Is cloud computing the answer to integration? Does cloud computing make economic sense? Its selling point is that using a cloud computing facility means you do not have to pay for distribution, infrastructure installation or maintenance costs. You only pay for what you use. Software updates and compatibilities are no longer an issue and this is achieved by use of Virtual Machines (VMs) . VMs provide the ability for resource pooling. One cloud computing service provider is Amazon (Elastic Cloud Computing EC2) offers a variety of bioinformatics-oriented virtual machine images as well as providing several large genomic datasets in its cloud (copies of GeneBank DB and Genome databases from Ensembl), once portability and interoperability standards are introduced this may be a viable option.
When choosing to migrate to a cloud one of the main concerns is that important data will reside on a third parties server, other concerns are, security and lack of control over the system, the trust-worthiness of the service provider, and the lack of portability standards, which may heighten the risk of company lock-in for customers wishing to move vendors. How simple a process is moving vendors going to be? Governing authorities such as the IEEE Standards Association (IEEE-SA) have formed two new Working Groups (WGs) IEEE P2301 (Cloud Portability and Interoperability) and IEEE P2302 (Standard for Inter cloud Interoperability and Federation) to try and standardise the approaches of critical areas such as portability, interoperability interfaces and file formats.
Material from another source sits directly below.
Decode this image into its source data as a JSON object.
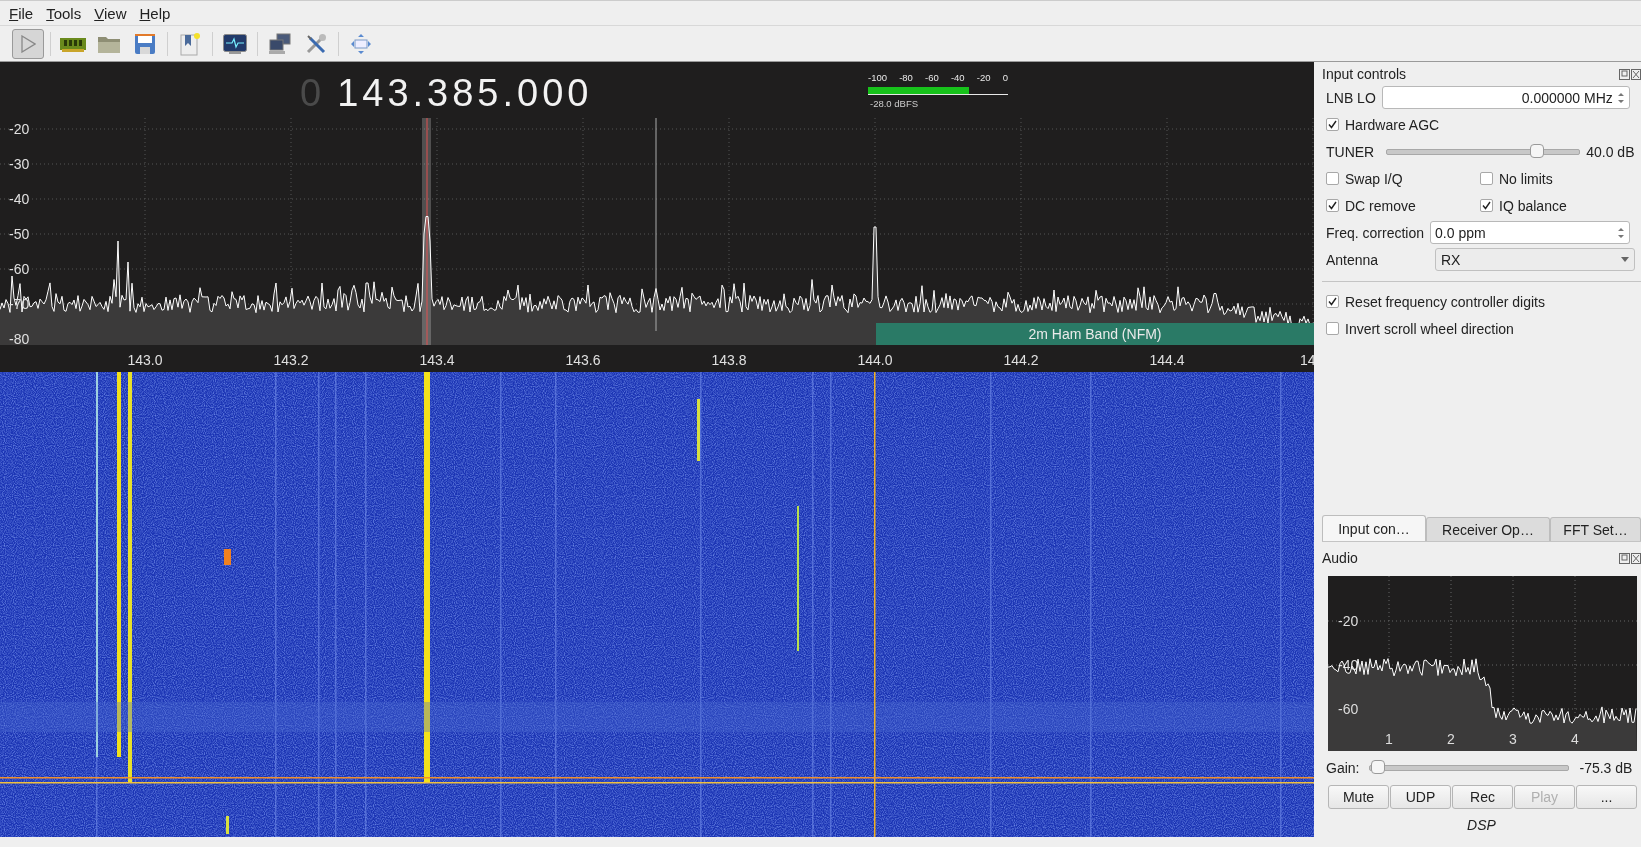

Migrating to cloud computing is not a trivial task, so the question is can Cloud with its combination of Computational Power, Big Data and Distributed Storage, Horizontal Scalability and Reliability be harnessed to provide a one-stop-shop for Microarray Analysis? Can complex multi-faceted searches on a distribution of connected databases be supplied on demand to microarray researchers through a Microarray Analysis-as-a-Service type client process (which is a "one-to-many" model whereby an application is shared across multiple clients). This research is on-going and future work will report on interoperability and migration issues of these biological databases when combined with the latest cloud technologies.
CloudCORE Research Centre
Dublin City University, Ireland